# [WORK ORDER]
Without changing a single word, set down all of the records.
Top of MATERIALS PROVIDED
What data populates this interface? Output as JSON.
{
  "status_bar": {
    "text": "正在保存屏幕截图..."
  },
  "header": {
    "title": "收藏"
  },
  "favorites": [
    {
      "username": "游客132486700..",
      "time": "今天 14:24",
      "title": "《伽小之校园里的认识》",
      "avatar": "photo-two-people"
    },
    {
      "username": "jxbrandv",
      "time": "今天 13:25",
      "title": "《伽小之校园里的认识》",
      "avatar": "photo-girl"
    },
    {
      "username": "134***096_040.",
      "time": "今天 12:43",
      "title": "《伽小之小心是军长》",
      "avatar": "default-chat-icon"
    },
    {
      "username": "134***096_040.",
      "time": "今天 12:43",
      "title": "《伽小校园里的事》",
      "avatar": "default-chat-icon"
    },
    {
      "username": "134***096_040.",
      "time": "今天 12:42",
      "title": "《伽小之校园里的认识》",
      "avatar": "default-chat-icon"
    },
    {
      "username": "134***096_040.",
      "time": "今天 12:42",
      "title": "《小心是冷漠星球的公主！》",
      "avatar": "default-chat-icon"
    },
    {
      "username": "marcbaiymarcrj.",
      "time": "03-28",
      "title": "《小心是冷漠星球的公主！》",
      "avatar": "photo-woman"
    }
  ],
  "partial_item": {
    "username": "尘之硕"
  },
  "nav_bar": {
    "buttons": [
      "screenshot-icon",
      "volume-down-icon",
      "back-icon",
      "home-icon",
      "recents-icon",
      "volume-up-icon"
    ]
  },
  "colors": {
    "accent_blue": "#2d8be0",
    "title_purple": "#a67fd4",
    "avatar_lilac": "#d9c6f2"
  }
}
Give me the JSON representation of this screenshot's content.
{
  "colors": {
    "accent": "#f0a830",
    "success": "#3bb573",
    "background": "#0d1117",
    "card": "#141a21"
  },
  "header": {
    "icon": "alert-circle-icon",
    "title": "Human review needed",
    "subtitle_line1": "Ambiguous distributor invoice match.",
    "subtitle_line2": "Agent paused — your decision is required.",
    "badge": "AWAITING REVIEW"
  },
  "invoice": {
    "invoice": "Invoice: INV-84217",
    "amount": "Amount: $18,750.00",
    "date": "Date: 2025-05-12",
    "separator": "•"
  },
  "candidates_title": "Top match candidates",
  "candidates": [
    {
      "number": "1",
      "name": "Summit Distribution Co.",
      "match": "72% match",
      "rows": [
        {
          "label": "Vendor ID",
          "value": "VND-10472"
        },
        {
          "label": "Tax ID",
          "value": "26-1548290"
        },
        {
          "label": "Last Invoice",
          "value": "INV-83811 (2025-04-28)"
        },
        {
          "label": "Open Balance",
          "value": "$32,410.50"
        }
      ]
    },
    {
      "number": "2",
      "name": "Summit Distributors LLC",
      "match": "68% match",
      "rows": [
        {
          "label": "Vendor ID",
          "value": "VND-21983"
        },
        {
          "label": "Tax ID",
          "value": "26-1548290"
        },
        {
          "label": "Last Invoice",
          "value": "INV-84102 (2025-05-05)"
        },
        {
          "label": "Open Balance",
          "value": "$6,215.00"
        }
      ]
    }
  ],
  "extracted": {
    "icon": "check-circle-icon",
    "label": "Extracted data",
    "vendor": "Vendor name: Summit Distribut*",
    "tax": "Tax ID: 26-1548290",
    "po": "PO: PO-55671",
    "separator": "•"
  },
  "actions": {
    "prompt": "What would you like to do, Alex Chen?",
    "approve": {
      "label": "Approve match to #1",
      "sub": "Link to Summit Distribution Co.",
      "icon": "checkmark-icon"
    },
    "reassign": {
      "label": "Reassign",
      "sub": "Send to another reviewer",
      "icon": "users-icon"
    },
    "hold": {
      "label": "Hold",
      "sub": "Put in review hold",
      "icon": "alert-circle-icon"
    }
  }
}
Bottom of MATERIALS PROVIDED
# [WRITTEN REPLY]
What data populates this interface? Output as JSON.
{
  "status_bar": {
    "text": "正在保存屏幕截图..."
  },
  "header": {
    "title": "收藏"
  },
  "favorites": [
    {
      "username": "游客132486700..",
      "time": "今天 14:24",
      "title": "《伽小之校园里的认识》",
      "avatar": "photo-two-people"
    },
    {
      "username": "jxbrandv",
      "time": "今天 13:25",
      "title": "《伽小之校园里的认识》",
      "avatar": "photo-girl"
    },
    {
      "username": "134***096_040.",
      "time": "今天 12:43",
      "title": "《伽小之小心是军长》",
      "avatar": "default-chat-icon"
    },
    {
      "username": "134***096_040.",
      "time": "今天 12:43",
      "title": "《伽小校园里的事》",
      "avatar": "default-chat-icon"
    },
    {
      "username": "134***096_040.",
      "time": "今天 12:42",
      "title": "《伽小之校园里的认识》",
      "avatar": "default-chat-icon"
    },
    {
      "username": "134***096_040.",
      "time": "今天 12:42",
      "title": "《小心是冷漠星球的公主！》",
      "avatar": "default-chat-icon"
    },
    {
      "username": "marcbaiymarcrj.",
      "time": "03-28",
      "title": "《小心是冷漠星球的公主！》",
      "avatar": "photo-woman"
    }
  ],
  "partial_item": {
    "username": "尘之硕"
  },
  "nav_bar": {
    "buttons": [
      "screenshot-icon",
      "volume-down-icon",
      "back-icon",
      "home-icon",
      "recents-icon",
      "volume-up-icon"
    ]
  },
  "colors": {
    "accent_blue": "#2d8be0",
    "title_purple": "#a67fd4",
    "avatar_lilac": "#d9c6f2"
  }
}
Give me the JSON representation of this screenshot's content.
{
  "colors": {
    "accent": "#f0a830",
    "success": "#3bb573",
    "background": "#0d1117",
    "card": "#141a21"
  },
  "header": {
    "icon": "alert-circle-icon",
    "title": "Human review needed",
    "subtitle_line1": "Ambiguous distributor invoice match.",
    "subtitle_line2": "Agent paused — your decision is required.",
    "badge": "AWAITING REVIEW"
  },
  "invoice": {
    "invoice": "Invoice: INV-84217",
    "amount": "Amount: $18,750.00",
    "date": "Date: 2025-05-12",
    "separator": "•"
  },
  "candidates_title": "Top match candidates",
  "candidates": [
    {
      "number": "1",
      "name": "Summit Distribution Co.",
      "match": "72% match",
      "rows": [
        {
          "label": "Vendor ID",
          "value": "VND-10472"
        },
        {
          "label": "Tax ID",
          "value": "26-1548290"
        },
        {
          "label": "Last Invoice",
          "value": "INV-83811 (2025-04-28)"
        },
        {
          "label": "Open Balance",
          "value": "$32,410.50"
        }
      ]
    },
    {
      "number": "2",
      "name": "Summit Distributors LLC",
      "match": "68% match",
      "rows": [
        {
          "label": "Vendor ID",
          "value": "VND-21983"
        },
        {
          "label": "Tax ID",
          "value": "26-1548290"
        },
        {
          "label": "Last Invoice",
          "value": "INV-84102 (2025-05-05)"
        },
        {
          "label": "Open Balance",
          "value": "$6,215.00"
        }
      ]
    }
  ],
  "extracted": {
    "icon": "check-circle-icon",
    "label": "Extracted data",
    "vendor": "Vendor name: Summit Distribut*",
    "tax": "Tax ID: 26-1548290",
    "po": "PO: PO-55671",
    "separator": "•"
  },
  "actions": {
    "prompt": "What would you like to do, Alex Chen?",
    "approve": {
      "label": "Approve match to #1",
      "sub": "Link to Summit Distribution Co.",
      "icon": "checkmark-icon"
    },
    "reassign": {
      "label": "Reassign",
      "sub": "Send to another reviewer",
      "icon": "users-icon"
    },
    "hold": {
      "label": "Hold",
      "sub": "Put in review hold",
      "icon": "alert-circle-icon"
    }
  }
}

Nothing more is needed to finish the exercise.